THE LABOUR Party would ‘consider very, very strongly’ voting to revoke Article 50 to block a no-deal Brexit this Friday, Shadow Business Secretary Rebecca Long-Bailey warned yesterday morning.
Speaking on the BBC’s Andrew Marr Show, she said Labour would ‘keep all options in play to keep no deal off the table’.
Long-Bailey and Labour’s Shadow Brexit Secretary, Keir Starmer, are currently involved in talks with the Tory government with the aim of finding a ‘compromise deal’ leading to Labour voting later this week in favour of PM Theresa May’s EU Withdrawal Agreement, which has already been massively rejected twice by the House of Commons.
She told Marr that the deal must involve a customs union and: ‘We are waiting for the government to come back with their customs union proposals in full.’
She was asked: ‘Is the Labour Party’s position in these talks to demand a second referendum under all circumstances or not?’
Long-Bailey replied: ‘Our policy states very clearly that in the event of a damaging deal that could damage jobs in the economy or a no-deal situation we should keep all options on the table and that includes a confirmatory public vote of some kind.
‘So we’ve asked the government if they would comply with our policy position and as yet we haven’t seen anything to suggest that they will, but discussions will continue next week.’
Marr then said: ‘If you fail in these talks the next phase in the process seems to be a series of further binding votes in the House of Commons on other ways forward and the Prime Minister has said that she would be bound by the House of Commons in the case of these votes next week.
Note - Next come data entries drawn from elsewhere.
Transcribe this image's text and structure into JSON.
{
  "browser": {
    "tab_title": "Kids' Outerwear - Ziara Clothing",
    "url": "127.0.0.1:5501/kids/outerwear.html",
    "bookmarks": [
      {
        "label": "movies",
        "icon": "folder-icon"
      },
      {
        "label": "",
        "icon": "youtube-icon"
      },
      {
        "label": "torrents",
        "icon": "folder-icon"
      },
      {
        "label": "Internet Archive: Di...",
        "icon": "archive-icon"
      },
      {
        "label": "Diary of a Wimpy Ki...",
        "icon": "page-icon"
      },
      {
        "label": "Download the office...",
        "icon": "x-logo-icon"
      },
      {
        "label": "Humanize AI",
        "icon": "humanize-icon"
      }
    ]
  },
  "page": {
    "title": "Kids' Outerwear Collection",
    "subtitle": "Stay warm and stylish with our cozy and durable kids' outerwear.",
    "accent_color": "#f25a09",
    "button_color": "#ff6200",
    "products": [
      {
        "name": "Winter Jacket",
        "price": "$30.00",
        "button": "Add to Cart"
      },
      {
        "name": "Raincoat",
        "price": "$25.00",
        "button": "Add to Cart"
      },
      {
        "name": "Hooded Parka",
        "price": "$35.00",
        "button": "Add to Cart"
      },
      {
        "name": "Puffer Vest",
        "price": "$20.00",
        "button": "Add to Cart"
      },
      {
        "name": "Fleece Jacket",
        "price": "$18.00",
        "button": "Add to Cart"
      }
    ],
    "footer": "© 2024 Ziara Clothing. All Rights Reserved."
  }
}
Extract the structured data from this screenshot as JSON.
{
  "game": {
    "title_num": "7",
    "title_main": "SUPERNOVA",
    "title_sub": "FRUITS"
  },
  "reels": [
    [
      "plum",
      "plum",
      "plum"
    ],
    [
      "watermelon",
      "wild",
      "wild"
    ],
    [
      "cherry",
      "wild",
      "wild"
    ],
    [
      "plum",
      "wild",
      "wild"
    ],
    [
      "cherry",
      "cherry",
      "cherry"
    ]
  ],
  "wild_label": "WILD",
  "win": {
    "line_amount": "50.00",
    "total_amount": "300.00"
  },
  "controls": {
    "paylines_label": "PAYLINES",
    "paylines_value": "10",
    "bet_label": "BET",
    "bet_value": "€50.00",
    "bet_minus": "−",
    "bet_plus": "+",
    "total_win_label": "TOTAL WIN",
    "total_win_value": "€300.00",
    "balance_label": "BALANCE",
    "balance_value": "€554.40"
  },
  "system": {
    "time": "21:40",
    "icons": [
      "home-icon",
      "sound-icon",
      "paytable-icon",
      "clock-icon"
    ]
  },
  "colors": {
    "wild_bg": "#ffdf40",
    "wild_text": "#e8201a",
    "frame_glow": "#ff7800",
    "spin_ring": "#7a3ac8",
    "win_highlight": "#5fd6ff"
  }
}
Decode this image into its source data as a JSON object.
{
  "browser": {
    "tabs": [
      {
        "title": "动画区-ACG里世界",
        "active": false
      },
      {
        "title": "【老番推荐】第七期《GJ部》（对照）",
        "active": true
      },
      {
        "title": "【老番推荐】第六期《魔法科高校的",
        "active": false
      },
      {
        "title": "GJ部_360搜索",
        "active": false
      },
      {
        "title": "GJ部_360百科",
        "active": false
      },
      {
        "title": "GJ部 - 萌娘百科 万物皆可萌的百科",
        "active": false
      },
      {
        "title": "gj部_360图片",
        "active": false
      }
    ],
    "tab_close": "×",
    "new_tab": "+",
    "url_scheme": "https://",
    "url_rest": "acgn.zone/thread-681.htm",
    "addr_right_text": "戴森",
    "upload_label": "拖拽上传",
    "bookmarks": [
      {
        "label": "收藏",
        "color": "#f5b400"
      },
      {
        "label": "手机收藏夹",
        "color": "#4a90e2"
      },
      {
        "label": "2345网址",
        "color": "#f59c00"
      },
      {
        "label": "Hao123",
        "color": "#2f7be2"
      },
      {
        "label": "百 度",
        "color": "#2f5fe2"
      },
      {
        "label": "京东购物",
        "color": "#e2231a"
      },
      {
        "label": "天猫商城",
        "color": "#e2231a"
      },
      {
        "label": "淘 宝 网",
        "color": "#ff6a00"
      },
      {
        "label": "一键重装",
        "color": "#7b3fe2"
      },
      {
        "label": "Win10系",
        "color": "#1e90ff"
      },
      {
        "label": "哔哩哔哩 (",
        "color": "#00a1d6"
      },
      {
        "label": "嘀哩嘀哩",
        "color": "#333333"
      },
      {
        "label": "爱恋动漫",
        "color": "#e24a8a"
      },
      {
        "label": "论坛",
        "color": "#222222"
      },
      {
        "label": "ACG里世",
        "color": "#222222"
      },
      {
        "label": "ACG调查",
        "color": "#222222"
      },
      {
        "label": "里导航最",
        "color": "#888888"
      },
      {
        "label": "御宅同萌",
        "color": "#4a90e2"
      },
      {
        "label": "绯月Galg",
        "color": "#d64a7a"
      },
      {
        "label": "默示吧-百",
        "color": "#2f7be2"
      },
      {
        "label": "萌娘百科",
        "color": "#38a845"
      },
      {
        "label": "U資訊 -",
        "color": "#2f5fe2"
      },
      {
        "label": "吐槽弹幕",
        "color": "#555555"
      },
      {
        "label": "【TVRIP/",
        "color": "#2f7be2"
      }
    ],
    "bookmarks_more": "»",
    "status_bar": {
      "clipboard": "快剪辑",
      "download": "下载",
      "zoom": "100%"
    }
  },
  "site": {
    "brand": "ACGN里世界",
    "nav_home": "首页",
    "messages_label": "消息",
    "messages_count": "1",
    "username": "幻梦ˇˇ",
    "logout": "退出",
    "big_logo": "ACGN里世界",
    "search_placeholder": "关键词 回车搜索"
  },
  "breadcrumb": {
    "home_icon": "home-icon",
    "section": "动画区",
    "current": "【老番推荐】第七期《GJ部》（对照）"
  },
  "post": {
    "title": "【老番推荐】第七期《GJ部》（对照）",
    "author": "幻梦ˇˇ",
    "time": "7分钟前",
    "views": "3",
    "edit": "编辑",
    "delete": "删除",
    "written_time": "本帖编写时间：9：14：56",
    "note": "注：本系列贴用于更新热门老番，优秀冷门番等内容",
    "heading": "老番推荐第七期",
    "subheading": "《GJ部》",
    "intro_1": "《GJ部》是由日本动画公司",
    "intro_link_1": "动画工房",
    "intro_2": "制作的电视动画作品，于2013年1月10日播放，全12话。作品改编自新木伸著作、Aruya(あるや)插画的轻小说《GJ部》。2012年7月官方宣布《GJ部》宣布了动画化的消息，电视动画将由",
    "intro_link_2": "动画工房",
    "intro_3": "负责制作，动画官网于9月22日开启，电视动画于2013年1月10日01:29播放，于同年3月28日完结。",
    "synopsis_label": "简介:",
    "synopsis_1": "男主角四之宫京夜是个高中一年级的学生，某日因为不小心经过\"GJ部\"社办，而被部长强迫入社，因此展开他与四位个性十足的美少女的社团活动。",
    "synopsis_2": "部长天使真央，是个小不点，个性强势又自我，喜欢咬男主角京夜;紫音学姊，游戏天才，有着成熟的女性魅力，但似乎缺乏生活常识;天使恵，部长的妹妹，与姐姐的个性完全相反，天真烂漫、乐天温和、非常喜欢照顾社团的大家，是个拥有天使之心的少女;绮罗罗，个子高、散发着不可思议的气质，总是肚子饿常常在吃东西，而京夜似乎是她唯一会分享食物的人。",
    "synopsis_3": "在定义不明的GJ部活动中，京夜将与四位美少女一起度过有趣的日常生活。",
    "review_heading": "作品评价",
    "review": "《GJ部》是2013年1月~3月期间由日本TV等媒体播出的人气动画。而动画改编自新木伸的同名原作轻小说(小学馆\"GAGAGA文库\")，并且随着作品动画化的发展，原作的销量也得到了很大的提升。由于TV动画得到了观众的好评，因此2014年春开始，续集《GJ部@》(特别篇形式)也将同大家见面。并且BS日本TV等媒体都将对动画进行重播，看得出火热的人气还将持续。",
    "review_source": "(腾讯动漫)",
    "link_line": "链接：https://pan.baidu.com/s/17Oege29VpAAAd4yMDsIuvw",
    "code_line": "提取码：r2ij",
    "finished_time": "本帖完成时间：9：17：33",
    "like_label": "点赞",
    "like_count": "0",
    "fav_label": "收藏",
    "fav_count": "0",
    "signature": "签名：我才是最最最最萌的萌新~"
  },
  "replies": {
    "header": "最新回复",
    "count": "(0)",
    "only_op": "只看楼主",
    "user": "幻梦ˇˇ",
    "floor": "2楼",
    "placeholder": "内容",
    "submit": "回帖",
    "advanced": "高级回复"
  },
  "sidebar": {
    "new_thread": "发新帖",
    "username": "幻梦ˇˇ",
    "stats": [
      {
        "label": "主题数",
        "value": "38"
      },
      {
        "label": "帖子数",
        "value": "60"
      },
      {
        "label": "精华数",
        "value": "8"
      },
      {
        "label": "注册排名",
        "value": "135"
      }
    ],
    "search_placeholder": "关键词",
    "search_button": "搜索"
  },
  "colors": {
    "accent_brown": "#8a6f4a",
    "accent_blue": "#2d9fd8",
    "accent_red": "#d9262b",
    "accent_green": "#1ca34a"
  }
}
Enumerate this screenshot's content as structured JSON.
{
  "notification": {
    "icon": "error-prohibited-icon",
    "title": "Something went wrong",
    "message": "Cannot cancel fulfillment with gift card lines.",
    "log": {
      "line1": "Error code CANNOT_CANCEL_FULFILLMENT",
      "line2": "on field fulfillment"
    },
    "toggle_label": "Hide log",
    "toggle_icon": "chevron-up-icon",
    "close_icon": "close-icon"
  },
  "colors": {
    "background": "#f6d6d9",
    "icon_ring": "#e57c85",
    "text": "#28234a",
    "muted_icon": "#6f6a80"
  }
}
Will the Labour Party leadership also be bound?’
Long-Bailey claimed in response: ‘In the discussions we’ve had so far with government an agreed position on the next stage, whether we go into an indicative votes situation, whether they are going to be binding, that has not been discussed at length or agreed by either party.’
Asked if Labour would vote to revoke Article 50 to avoid a no-deal Brexit in the coming days, Long-Bailey claimed it was a ‘hypothetical question’.
But she added: ‘We have promised our party members and our constituents that we will do all we can to avoid a no-deal situation and it’s something that we would consider very, very strongly.’
Marr then interviewed Tory Leader of the House of Commons Andrea Leadsom, who said that a no-deal Brexit at the end of this week would be ‘not nearly as grim’ as is claimed.
She also said the idea of a departure extension long enough to require the UK to hold European elections would be ‘utterly unacceptable’.
Asked whether May could agree to a full customs union, Leadsom said: ‘My expectation – and I’m not party to the discussions – is that the prime minister will only seek to agree those things that still constitute Brexit.’
Regarding speculation that MPs might force a vote to revoke Article 50 if the EU refuses another Brexit delay this week, and a no-deal departure looms on Friday, Leadsom said she would ‘never’ agree to this, and that no deal would be manageable.
‘The civil service have done an amazing job of ensuring that we minimise the problems. I’m not an advocate for no deal, but it would not be nearly as bad as many like to think it would be,’ she said.